The doctor said that there was no positive evidence of a struggle having taken place between two people, noting that the other injuries could have been caused by a fall, but that the injuries to her chest could not have been caused otherwise than by a heavy fall or heavy pressure.

When the Irishman appeared at the Cambridgeshire Assizes on charges of rape and manslaughter he was acquitted. He was first acquitted of manslaughter on the directions of the judge on Thursday 21 November, and the following day he was acquitted by the jury of rape after they spent three and a half hours deliberating.

When the judge had summed up on the rape charge, he said:

If you think the accused's first statement, as well as his evidence represents the truth, you will acquit him on the charge of rape, because it would mean that Mrs Little was a fully consenting party from the start to finish notwithstanding the fact that half way there she suffered serious injuries.

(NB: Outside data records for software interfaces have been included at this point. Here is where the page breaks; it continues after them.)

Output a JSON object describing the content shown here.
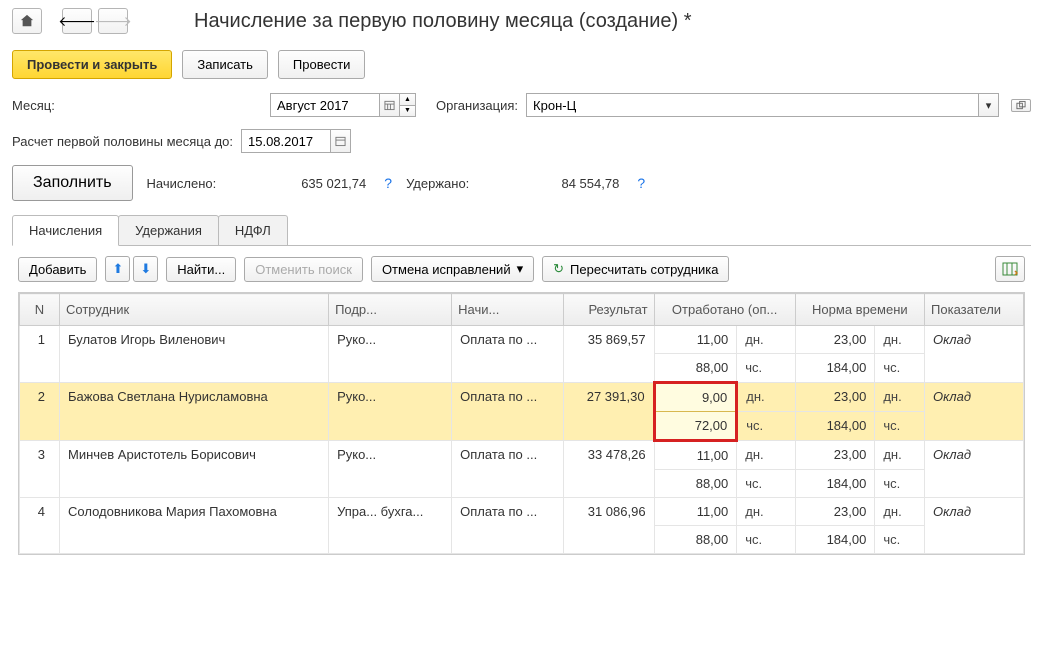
{
  "page": {
    "title": "Начисление за первую половину месяца (создание) *"
  },
  "actions": {
    "post_and_close": "Провести и закрыть",
    "save": "Записать",
    "post": "Провести"
  },
  "form": {
    "month_label": "Месяц:",
    "month_value": "Август 2017",
    "org_label": "Организация:",
    "org_value": "Крон-Ц",
    "calc_to_label": "Расчет первой половины месяца до:",
    "calc_to_value": "15.08.2017",
    "fill_btn": "Заполнить",
    "accrued_label": "Начислено:",
    "accrued_value": "635 021,74",
    "withheld_label": "Удержано:",
    "withheld_value": "84 554,78"
  },
  "tabs": {
    "t1": "Начисления",
    "t2": "Удержания",
    "t3": "НДФЛ"
  },
  "toolbar": {
    "add": "Добавить",
    "find": "Найти...",
    "cancel_search": "Отменить поиск",
    "cancel_corrections": "Отмена исправлений",
    "recalculate": "Пересчитать сотрудника"
  },
  "table": {
    "headers": {
      "n": "N",
      "employee": "Сотрудник",
      "dept": "Подр...",
      "calc": "Начи...",
      "result": "Результат",
      "worked": "Отработано (оп...",
      "norm": "Норма времени",
      "indicators": "Показатели"
    },
    "rows": [
      {
        "n": "1",
        "employee": "Булатов Игорь Виленович",
        "dept": "Руко...",
        "calc": "Оплата по ...",
        "result": "35 869,57",
        "worked_days": "11,00",
        "worked_hours": "88,00",
        "norm_days": "23,00",
        "norm_hours": "184,00",
        "indicator": "Оклад",
        "highlighted": false
      },
      {
        "n": "2",
        "employee": "Бажова Светлана Нурисламовна",
        "dept": "Руко...",
        "calc": "Оплата по ...",
        "result": "27 391,30",
        "worked_days": "9,00",
        "worked_hours": "72,00",
        "norm_days": "23,00",
        "norm_hours": "184,00",
        "indicator": "Оклад",
        "highlighted": true
      },
      {
        "n": "3",
        "employee": "Минчев Аристотель Борисович",
        "dept": "Руко...",
        "calc": "Оплата по ...",
        "result": "33 478,26",
        "worked_days": "11,00",
        "worked_hours": "88,00",
        "norm_days": "23,00",
        "norm_hours": "184,00",
        "indicator": "Оклад",
        "highlighted": false
      },
      {
        "n": "4",
        "employee": "Солодовникова Мария Пахомовна",
        "dept": "Упра... бухга...",
        "calc": "Оплата по ...",
        "result": "31 086,96",
        "worked_days": "11,00",
        "worked_hours": "88,00",
        "norm_days": "23,00",
        "norm_hours": "184,00",
        "indicator": "Оклад",
        "highlighted": false
      }
    ],
    "units": {
      "dn": "дн.",
      "ch": "чс."
    }
  }
}
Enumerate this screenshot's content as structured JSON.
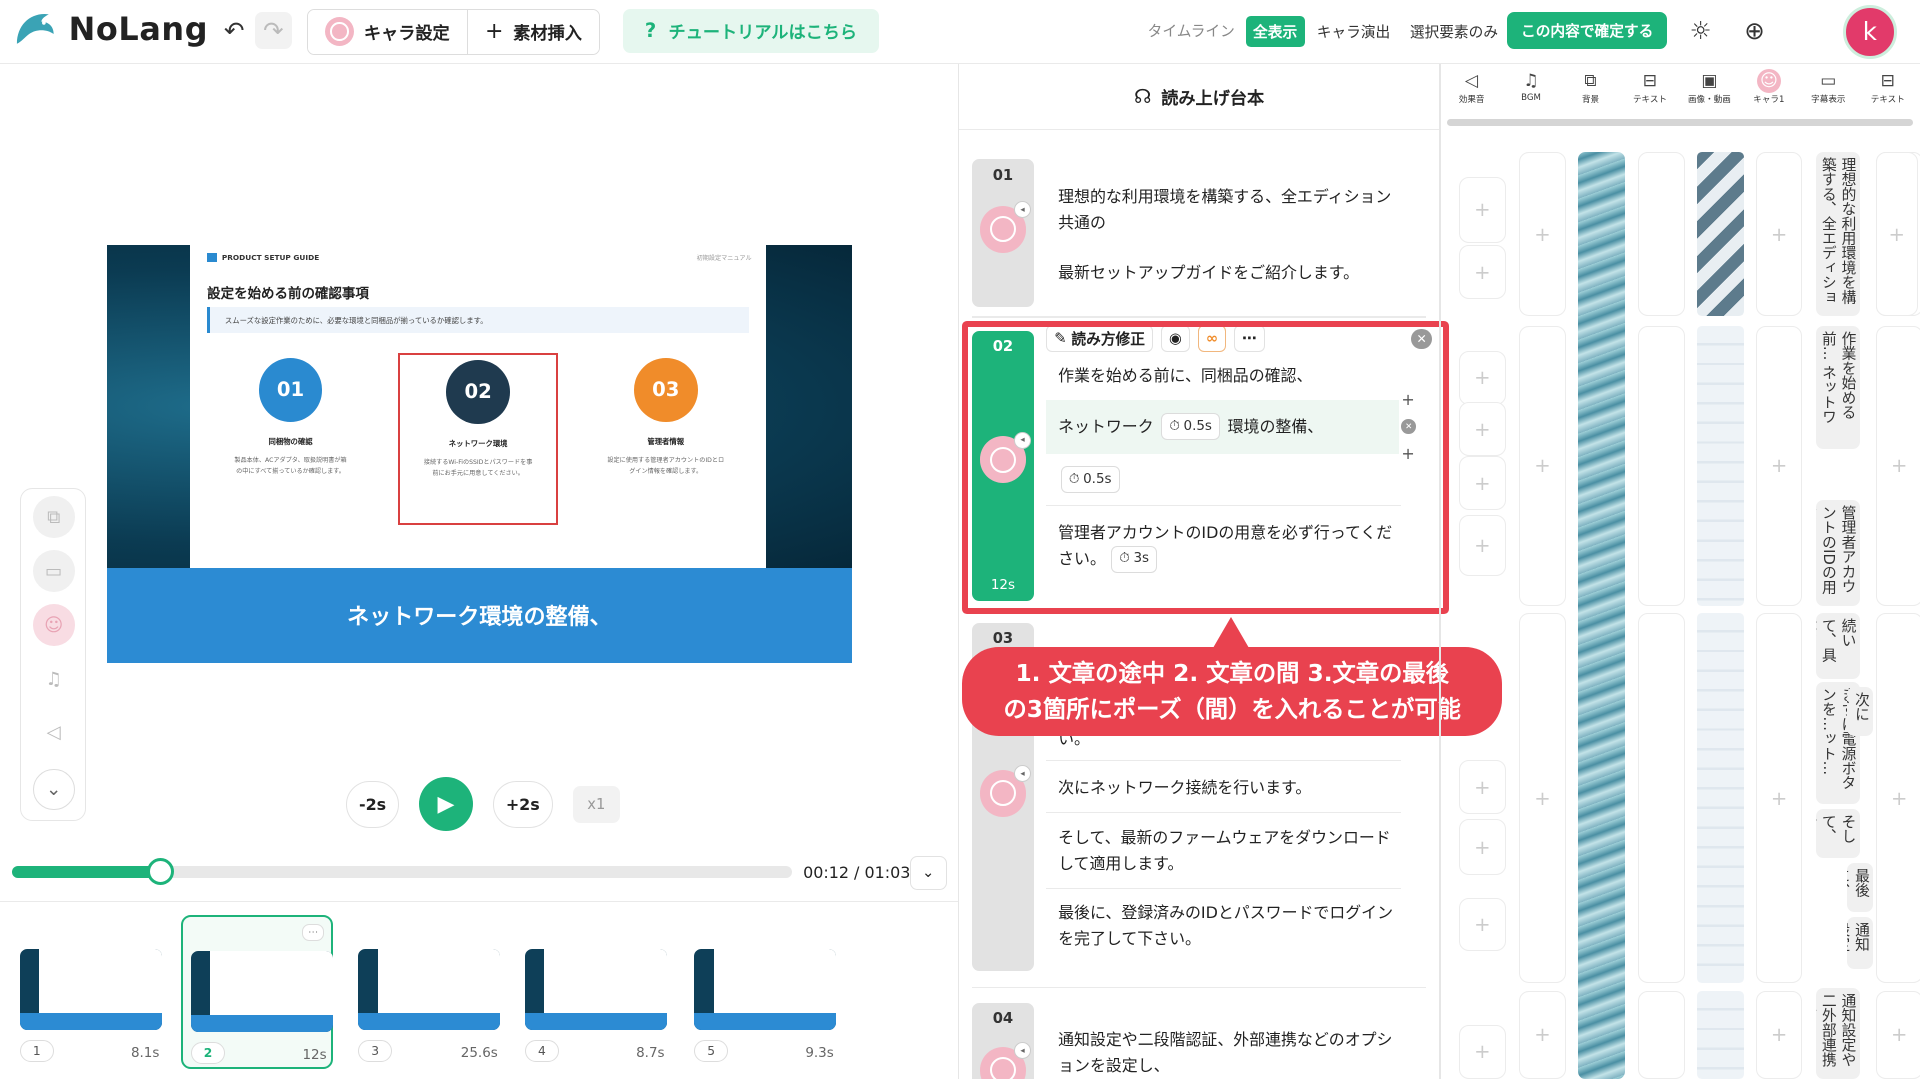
{
  "header": {
    "app_name": "NoLang",
    "chara_button": "キャラ設定",
    "material_button": "素材挿入",
    "tutorial": "チュートリアルはこちら",
    "timeline_label": "タイムライン",
    "filters": [
      "全表示",
      "キャラ演出",
      "選択要素のみ"
    ],
    "confirm_button": "この内容で確定する",
    "user_initial": "k",
    "colors": {
      "accent": "#1db37a",
      "highlight": "#e9424f"
    }
  },
  "slide": {
    "tag": "PRODUCT SETUP GUIDE",
    "corner": "初期設定マニュアル",
    "title": "設定を始める前の確認事項",
    "subtitle": "スムーズな設定作業のために、必要な環境と同梱品が揃っているか確認します。",
    "steps": [
      {
        "num": "01",
        "title": "同梱物の確認",
        "desc": "製品本体、ACアダプタ、取扱説明書が箱の中にすべて揃っているか確認します。",
        "color": "#2a8ad0"
      },
      {
        "num": "02",
        "title": "ネットワーク環境",
        "desc": "接続するWi-FiのSSIDとパスワードを事前にお手元に用意してください。",
        "color": "#1f3a4f"
      },
      {
        "num": "03",
        "title": "管理者情報",
        "desc": "設定に使用する管理者アカウントのIDとログイン情報を確認します。",
        "color": "#f08c2a"
      }
    ],
    "caption": "ネットワーク環境の整備、"
  },
  "player": {
    "back": "-2s",
    "forward": "+2s",
    "speed": "x1",
    "progress": 0.19,
    "timecode": "00:12 / 01:03"
  },
  "thumbnails": [
    {
      "num": "1",
      "dur": "8.1s"
    },
    {
      "num": "2",
      "dur": "12s",
      "active": true
    },
    {
      "num": "3",
      "dur": "25.6s"
    },
    {
      "num": "4",
      "dur": "8.7s"
    },
    {
      "num": "5",
      "dur": "9.3s"
    }
  ],
  "script": {
    "title": "読み上げ台本",
    "block01": {
      "num": "01",
      "lines": [
        "理想的な利用環境を構築する、全エディション共通の",
        "最新セットアップガイドをご紹介します。"
      ]
    },
    "block02": {
      "num": "02",
      "duration": "12s",
      "toolbar_label": "読み方修正",
      "line1": "作業を始める前に、同梱品の確認、",
      "line2a": "ネットワーク",
      "pause1": "0.5s",
      "line2b": "環境の整備、",
      "pause2": "0.5s",
      "line3": "管理者アカウントのIDの用意を必ず行ってください。",
      "pause3": "3s"
    },
    "block03": {
      "num": "03",
      "lines": [
        "い。",
        "次にネットワーク接続を行います。",
        "そして、最新のファームウェアをダウンロードして適用します。",
        "最後に、登録済みのIDとパスワードでログインを完了して下さい。"
      ]
    },
    "block04": {
      "num": "04",
      "lines": [
        "通知設定や二段階認証、外部連携などのオプションを設定し、"
      ]
    },
    "callout": [
      "1. 文章の途中 2. 文章の間 3.文章の最後",
      "の3箇所にポーズ（間）を入れることが可能"
    ]
  },
  "timeline": {
    "icons": [
      {
        "label": "効果音",
        "icon": "megaphone-icon"
      },
      {
        "label": "BGM",
        "icon": "music-icon"
      },
      {
        "label": "背景",
        "icon": "background-icon"
      },
      {
        "label": "テキスト",
        "icon": "text-icon"
      },
      {
        "label": "画像・動画",
        "icon": "image-icon"
      },
      {
        "label": "キャラ1",
        "icon": "chara-icon"
      },
      {
        "label": "字幕表示",
        "icon": "subtitle-icon"
      },
      {
        "label": "テキスト",
        "icon": "text-icon"
      }
    ],
    "texts": [
      "理想的な利用環境を構築する、全エディション…",
      "作業を始める前… ネットワー…",
      "管理者アカウントのIDの用意…",
      "続いて、具体的…",
      "まずは電源ボタンを…ット…",
      "次にネ…",
      "そして、新のファー…",
      "最後に、登録済みのIDと…",
      "通知設定や二外部連携など…"
    ]
  }
}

With regards to the manslaughter charge, the judge had said that nobody in the world would have said that because the Irishman had carried Johanna Little into the wood, whether with her consent or not, and dropped her into a hole, that he would be guilty of criminal negligence. The judge noted that the only other instance where manslaughter might arise was if a man, in the course of an unlawful act, did something that was dangerous to life. He added that if Johanna Little had been killed that it might have amounted to manslaughter, but said that he was highly doubtful that carrying her into the wood was something highly dangerous to life and that the jury would have therefore had to have been satisfied that he had, during the intercourse, committed an unlawful act.

However, the defence had argued that there was no evidence to support the charge of manslaughter, and that it was more likely that the injuries had occurred because the Irishman had tripped on a tree stump or some other object and rolled over and over into the gully with Johanna Little, who was very small and frail and had been suffering from a bone disorder. The defence stated:

The fall was the purest accident.

They submitted that there was no evidence to show that the Irishman had been aware of her injuries or that she had any injuries at all, as all he was aware of was that she had fainted. They noted:

To leave her lying in the wood was unfortunate and reprehensible, but it was not a substantial cause of death upon the evidence as it stands.

It was further noted that in her statement before she died that Johanna Little made no suggestion that she had been raped or ravished.

It was then submitted that the Irishman had run away from the woods because he had been a man of limited intellect whose mind was clouded by drink and because he didn't want his partner who he had been living with to find out.

It was further added that he had forgotten all about the fall when he first spoke to the police because he had been frightened by them asking about his association with Johanna Little.

The trial had lasted three days.

*map pointers are rough estimates based on known location details as per Place field above.

see www.britishnewspaperarchive.co.uk

see National Archives - ASSI 36/389

see Saffron Walden Weekly News - Friday 22 November 1963